Three global nuclear power heavyweights now competing for designing and building four nuclear units in China will submit their proposals next Monday, a national nuclear technology company said yesterday.
The Preparatory Office of the State Nuclear Power Technology Corporation told China Daily that a ceremony will be organized on Monday to accept finished bids from the three competitors.
"We will soon organize assessments," the preparatory office official said.
He did not reveal when an announcement would come on a winner of the contract for the four 1,000-megawatt, pressurized-water nuclear power facilities. Two of the four units will be located in Sanmen, East China's Zhejiang Province, and the other two in Yangjiang, South China's Guangdong Province.
The preparatory office, which started work last September under the direct authority of the State Nuclear Power Self-reliance Leading Committee, is to set up the nuclear power corporation, organize tenders, carry out technology transfers and negotiate contracts for nuclear power projects.
Having been buried in aggressive competition, the three companies all boasted firm support from their own governments and are confident their companies will stand out.
The US-based Westinghouse, which has won no power plant contracts during its two-decade presence in China, stepped forward at the weekend with news that a combination of loans of up to almost US$5 billion have been approved by the US Export-Import Bank to help construct the four nuclear power reactors.
Liu Xingang, chief representative of Westinghouse China, said the promised loan will help meet the financial requirements required by the Chinese side, which has asked competitors to earmark capital for their proposals.
Liu said his confidence resulted from cutting-edge technology of the equipment and the government's deregulation of technology exports.
"The US Government has done a lot since last year to approve exports of the AP-1000 reactor to China," he said.
Arnaud de Bourayne, president AREVA China, said preparatory work on bidding started five months ago, with great enthusiasm, to meet the exact bid objectives.

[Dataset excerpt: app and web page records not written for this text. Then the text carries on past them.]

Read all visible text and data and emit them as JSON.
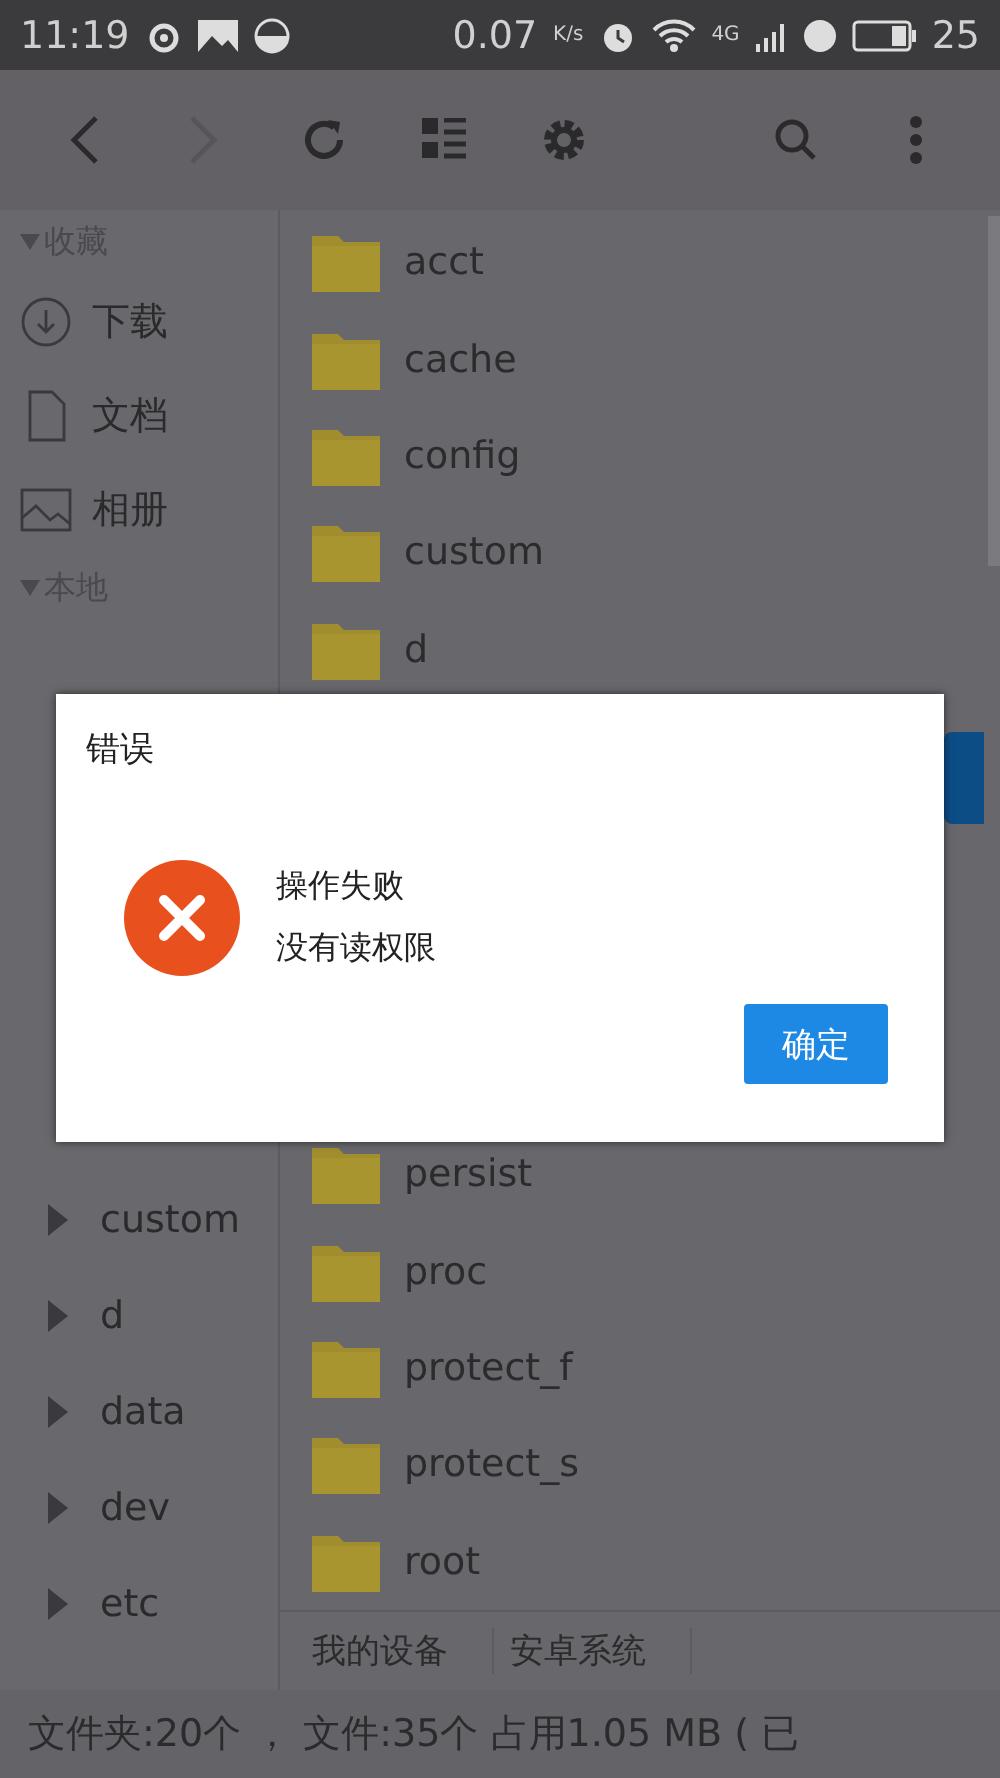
{
  "status_bar": {
    "time": "11:19",
    "speed": "0.07",
    "speed_unit": "K/s",
    "network": "4G",
    "battery": "25"
  },
  "toolbar": {
    "forward_disabled": true
  },
  "sidebar": {
    "sections": [
      {
        "title": "收藏",
        "expanded": true,
        "items": [
          {
            "label": "下载",
            "kind": "download"
          },
          {
            "label": "文档",
            "kind": "document"
          },
          {
            "label": "相册",
            "kind": "album"
          }
        ]
      },
      {
        "title": "本地",
        "expanded": true
      }
    ],
    "tree_below": [
      {
        "label": "custom",
        "expanded": false
      },
      {
        "label": "d",
        "expanded": false
      },
      {
        "label": "data",
        "expanded": false
      },
      {
        "label": "dev",
        "expanded": false
      },
      {
        "label": "etc",
        "expanded": false
      }
    ]
  },
  "files_above": [
    "acct",
    "cache",
    "config",
    "custom",
    "d"
  ],
  "files_below": [
    "persist",
    "proc",
    "protect_f",
    "protect_s",
    "root"
  ],
  "breadcrumb": [
    "我的设备",
    "安卓系统"
  ],
  "footer": "文件夹:20个 ， 文件:35个 占用1.05 MB ( 已",
  "dialog": {
    "title": "错误",
    "kind": "error",
    "message": "操作失败",
    "detail": "没有读权限",
    "button": "确定"
  }
}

"We are ready to deliver our scheme," said the president. But he did not disclose information on financing efforts.
Russia's ASE did not respond but an earlier report cited company confidence based on the close relationship between Russia and China. It has already been involved in the construction of two nuclear power units in China, which are expected to start operating this year.
China has drafted ambitious plans to construct nuclear power plants by 2020 in an effort to meet the increased demand for power.
(China Daily 02/23/2005 page1)